    The Cascades of Oregon and Washington have received normal levels of precipitation this water year, but it’s mostly fallen as rain instead of snow. California’s Sierra Nevada has seen little rain or snow. The extreme drought in California may be further aggravated by reduced streamflow in other parts of the West.

    “This month the inflow forecast for Lake Powell fell from 90 to 70 percent of normal,” said McCarthy. “Because southern California draws water from the Colorado River, this may impact their water supply. This is only the second forecast of the season, and there’s still time for conditions to change. We’ll keep watching conditions and updating our forecasts as the year continues.”

    The NWCC, part of USDA’s Natural Resources Conservation Service, monitors conditions year-round and will continue to issue monthly forecasts until June. The water supply forecast is part of several USDA efforts to improve public awareness and mitigate the impacts of climate change, including drought and other extreme weather events. Through the creation of the National Drought Resilience Partnership, launched as part of the president’s Climate Action Plan, federal agencies are working closely with states, tribes and local governments to develop a coordinated response to drought.

    Since 1939, USDA has conducted snow surveys and issued regular water supply forecasts. Other resources on drought include the U.S. Drought Monitor. For information on USDA’s drought efforts, visit USDA Disaster and Drought Information. To learn more about how NRCS is helping private landowners deal with drought, visit the NRCS’ drought resources.

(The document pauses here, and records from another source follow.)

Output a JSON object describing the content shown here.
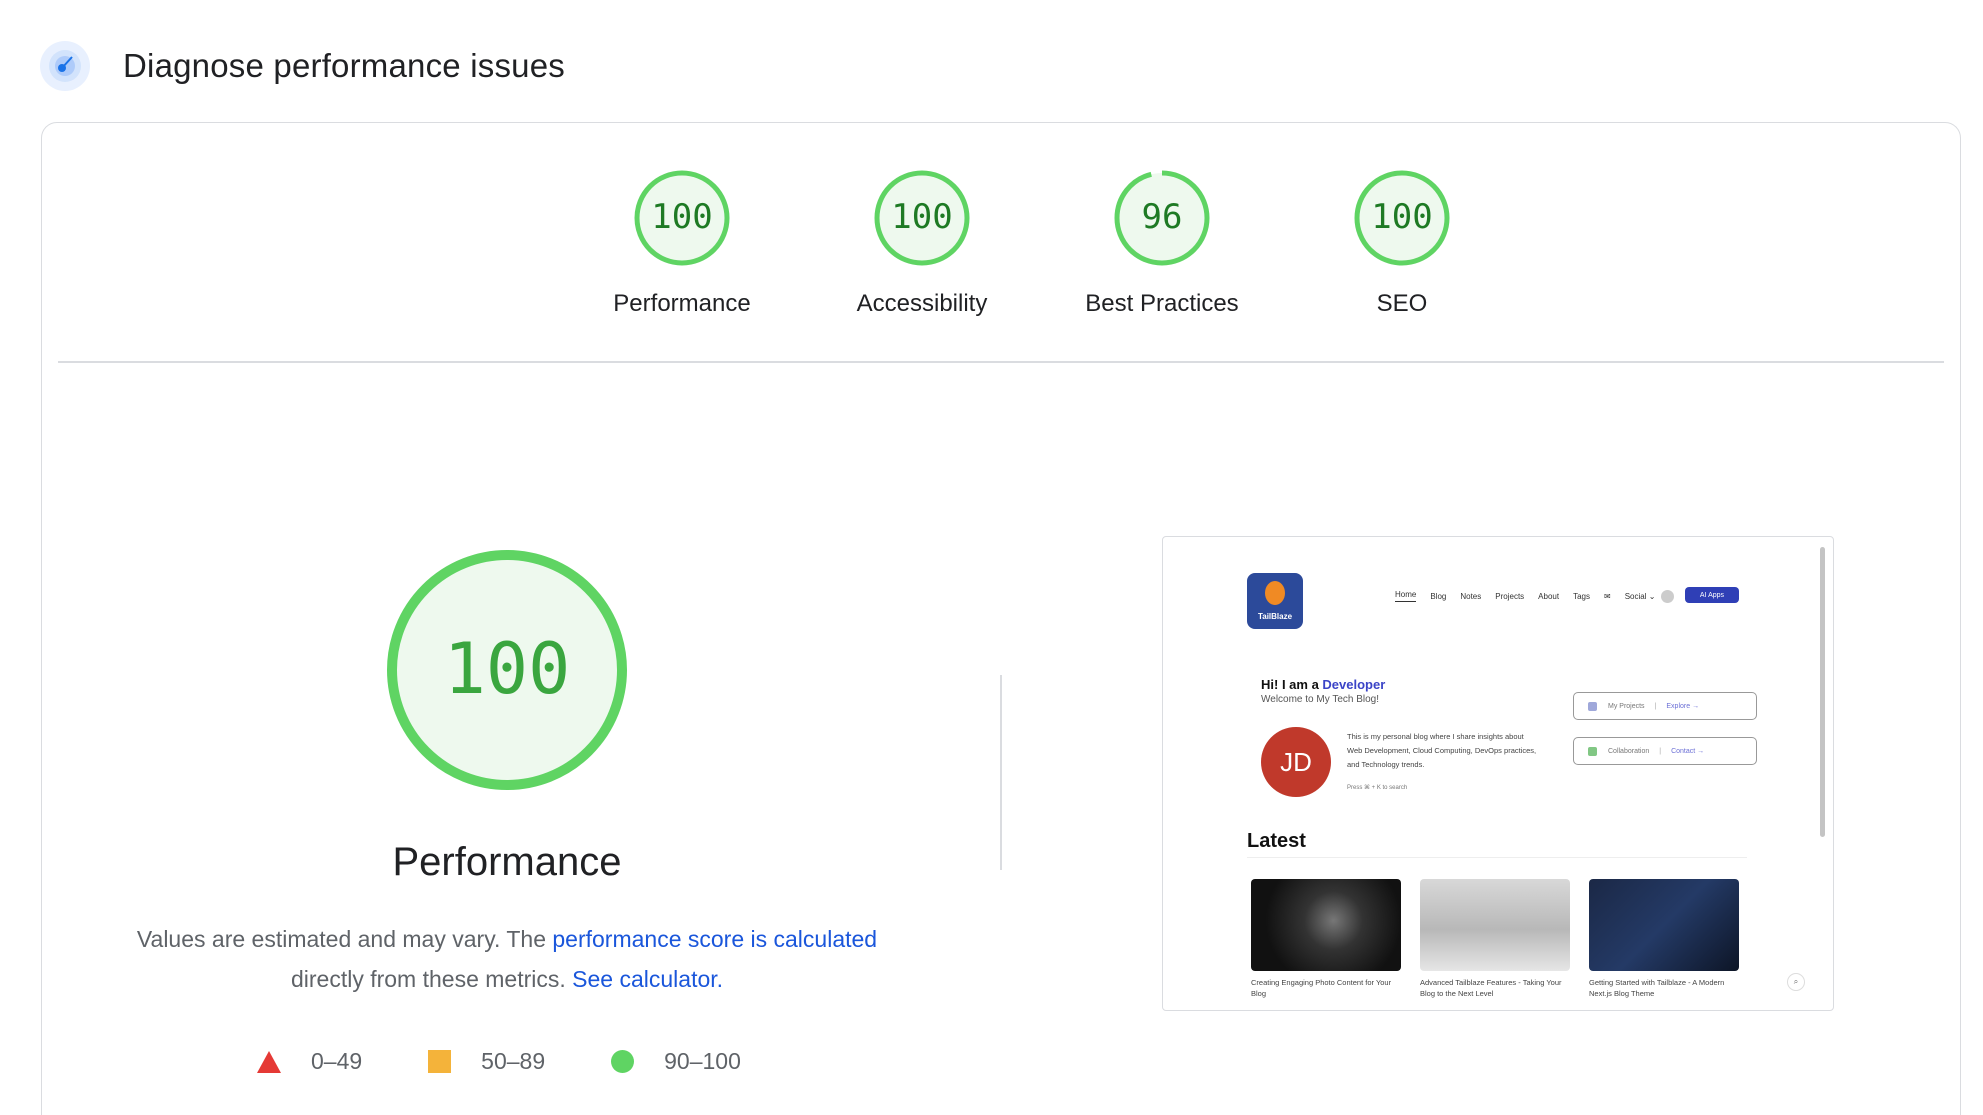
{
  "header": {
    "title": "Diagnose performance issues",
    "icon": "lighthouse-icon"
  },
  "gauges": [
    {
      "score": "100",
      "label": "Performance"
    },
    {
      "score": "100",
      "label": "Accessibility"
    },
    {
      "score": "96",
      "label": "Best Practices"
    },
    {
      "score": "100",
      "label": "SEO"
    }
  ],
  "performance": {
    "score": "100",
    "title": "Performance",
    "desc_prefix": "Values are estimated and may vary. The",
    "link_score": "performance score is calculated",
    "desc_middle": "directly from these metrics.",
    "link_calculator": "See calculator."
  },
  "legend": [
    {
      "range": "0–49",
      "shape": "triangle",
      "color": "#e53935"
    },
    {
      "range": "50–89",
      "shape": "square",
      "color": "#f4b33a"
    },
    {
      "range": "90–100",
      "shape": "circle",
      "color": "#5fd463"
    }
  ],
  "colors": {
    "pass": "#5fd463",
    "pass_text": "#1e7a24",
    "pass_bg": "#eef9ee",
    "link": "#1a56db"
  },
  "screenshot": {
    "logo_text": "TailBlaze",
    "nav": [
      "Home",
      "Blog",
      "Notes",
      "Projects",
      "About",
      "Tags",
      "✉",
      "Social ⌄"
    ],
    "apps_button": "AI Apps",
    "greeting_prefix": "Hi! I am a",
    "greeting_role": "Developer",
    "welcome": "Welcome to My Tech Blog!",
    "avatar_initials": "JD",
    "bio": "This is my personal blog where I share insights about Web Development, Cloud Computing, DevOps practices, and Technology trends.",
    "press_hint": "Press ⌘ + K to search",
    "pills": [
      {
        "label": "My Projects",
        "link": "Explore →"
      },
      {
        "label": "Collaboration",
        "link": "Contact →"
      }
    ],
    "latest_title": "Latest",
    "posts": [
      "Creating Engaging Photo Content for Your Blog",
      "Advanced Tailblaze Features - Taking Your Blog to the Next Level",
      "Getting Started with Tailblaze - A Modern Next.js Blog Theme"
    ]
  }
}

    View information by state at http://www.wcc.nrcs.usda.gov/BOR/state_outlook_reports.htm.